Niakwa’s Watershed

One of the greatest concerns facing golf courses is to ensure a consistent water supply. Niakwa uses water from two retention ponds on the golf course. The pump house to the left of Hole 13 draws water from the Seine River into the pond systems to maintain the water supply in the ponds.

Retention ponds provide both protection from the forces and runoff from storm water as well as water quality treatment and purification.  The retention time and still water promotes pollutant removal through sedimentation and a thriving natural aquatic ecosystem offers additional treatment.  Runoff water returns to Seine River via the10 tee box with help from a sump pump situated under gully under the Niakwa bridge by the 18th hole.

Niakwa’s naturalization efforts, such as increasing natural grasses and extending turf are a part of these Water Quality Management improvements.


This spring, the out-of-play area between the 10th and 12th Tee boxes will become the location of a Wildflower Garden to offer a habitat for Monarch butterflies.

42 species of tall grass prairie, short grass prairie and wetlands plants have been ordered with a heavy emphasis on wildflowers including Milkweed – needed by Monarchs to sustain their life cycle.  

All plants are sourced from Prairie Originals, a local native plant grower working only with local genetics.
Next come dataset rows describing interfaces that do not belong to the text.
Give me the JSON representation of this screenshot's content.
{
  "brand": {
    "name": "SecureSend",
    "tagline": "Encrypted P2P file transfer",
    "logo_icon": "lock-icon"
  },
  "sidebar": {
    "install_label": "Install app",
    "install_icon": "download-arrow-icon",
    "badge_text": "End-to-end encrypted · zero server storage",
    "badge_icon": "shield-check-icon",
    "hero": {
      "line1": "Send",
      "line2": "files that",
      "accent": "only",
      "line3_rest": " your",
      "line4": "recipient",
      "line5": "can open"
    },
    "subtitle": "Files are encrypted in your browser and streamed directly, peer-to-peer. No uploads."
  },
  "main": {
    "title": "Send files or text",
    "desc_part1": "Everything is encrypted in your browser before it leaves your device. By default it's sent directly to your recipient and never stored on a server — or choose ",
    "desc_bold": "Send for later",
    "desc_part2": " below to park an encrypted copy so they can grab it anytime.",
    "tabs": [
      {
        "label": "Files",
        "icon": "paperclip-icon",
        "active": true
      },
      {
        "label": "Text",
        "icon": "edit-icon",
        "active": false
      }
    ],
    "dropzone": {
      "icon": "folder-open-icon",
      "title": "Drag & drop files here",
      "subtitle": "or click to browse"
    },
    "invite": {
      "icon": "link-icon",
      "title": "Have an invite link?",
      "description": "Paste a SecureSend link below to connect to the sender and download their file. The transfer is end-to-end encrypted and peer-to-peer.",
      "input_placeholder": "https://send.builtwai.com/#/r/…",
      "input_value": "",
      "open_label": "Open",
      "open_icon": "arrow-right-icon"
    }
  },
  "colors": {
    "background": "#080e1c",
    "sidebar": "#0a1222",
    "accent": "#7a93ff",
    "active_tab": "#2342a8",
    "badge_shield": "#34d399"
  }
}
Once mature this garden will support nectar loving birds, butterflies, bees – but not deer! …along with enhancing the natural aesthetics of the golf course. 


A Wonder of the World, Monarchs have declined by more than 90% over the last 2 decades.  NCC joins with Audubon International to restore a habitat and migration area for Monarchs in out-of-play areas of our golf course and creating awareness of how the golf course can contribute significantly to a world-wide conservation challenge.

NCC Horticulturalist, Daphne Stapley leads the naturalization of woodland and the seeding of Milkweed off the river bank at Hole 10 to the back of the 12th tee complex. Milkweed provides the environment where Monarchs lay their eggs and is the food that larvae need to complete their metamorphosis into adult butterflies.  This area will be declared environmentally sensitive, denoted with appropriate signage.

NCC’s participation in #MonarchsInTheRough contributes to the ecological naturalization of our golf sanctuary and serves a community leadership role in global conservation stewardship.


The wood duck is a beautiful bird that often has difficulty finding an appropriate nesting site. While they like to nest in old nests in tree cavities made by other birds, they have far greater success nesting in human-made Cavity Nesting Bird Boxes

The boxes need to be strategically placed and maintained on the edge of a creek, river, stream or in a seasonally flooded area, about 1m above the water.  Sometimes kestrels or owls will make these boxes a home.  

Thanks to NCC members Bill James and Phil Klopak for building duck boxes for NCC this year.  For anyone feeling inspired to build one for their own yard these are good plans to follow!

Cavity Nesting Bird Box Plans


Honey production on golf courses has grown in popularity over the past years. This summer, working with Scott Creek Honey farm, two hives of European Honey Bees will find a home to the east of Hole 5 Green and at the end of the pond between Hole 11 and 16. Southern Manitoba is one of the best places in the world for honey production and NCC has an abundance of diverse food and water sources to support this important and sustainable initiative. 

Not only will the bees produce our own unique NCC Honey, but they will also provide much more reliable pollination that will benefit the plants on our property and in the greater community-at-large.

NCC Horticulturalist, Daphne Stapley has learning about beekeeping through the University of Manitoba to ensure a safe and responsible enterprise.  


As part of the Audubon Certification Program for Golf, NCC has embarked upon a goal to naturalize at least 50% of the non-playing golf property.  

Last year, NCC Horticulturalist, Daphne Stapely began to naturalize the pond edge garden between holes 11 and 16.  Prior to these efforts, a garden of annuals was heavily grazed upon by geese and deer.  Naturalizing this area has seen a reduction in watering, eliminated the need for fertilizers, and thereby reduced leaching into the golf course’s water source.

Look for more birds and turtles populating the area and see if the geese and deer are choosing to graze elsewhere!


A weather station is more than a predictor of rain or a beacon for lightening strikes.  Data offered by a weather station contributes to the science of growing grass and adapting to the weather challenges of supporting a golf environment in Manitoba.  As part of the Audubon Cooperative Sanctuary Program for Golf, NCC is acquiring a weather station to move science and technology innovation forward.  

More detailed, localized information about rainfall, dew point, solar radiation, air temperature, relative humidity and evapotranspiration provides data used to optimize growing and conservation practices by golf course management staff.  Remote access allows staff to monitor real-time data in their specific day-to-day niche management practices such as:  irrigation scheduling, aerating and cutting, fertilizer applications, pests and diseases.

The acquisition of the WatchDog Weather Station has a cost of $3000 which will be a fund-raising focus for the upcoming 2021 year.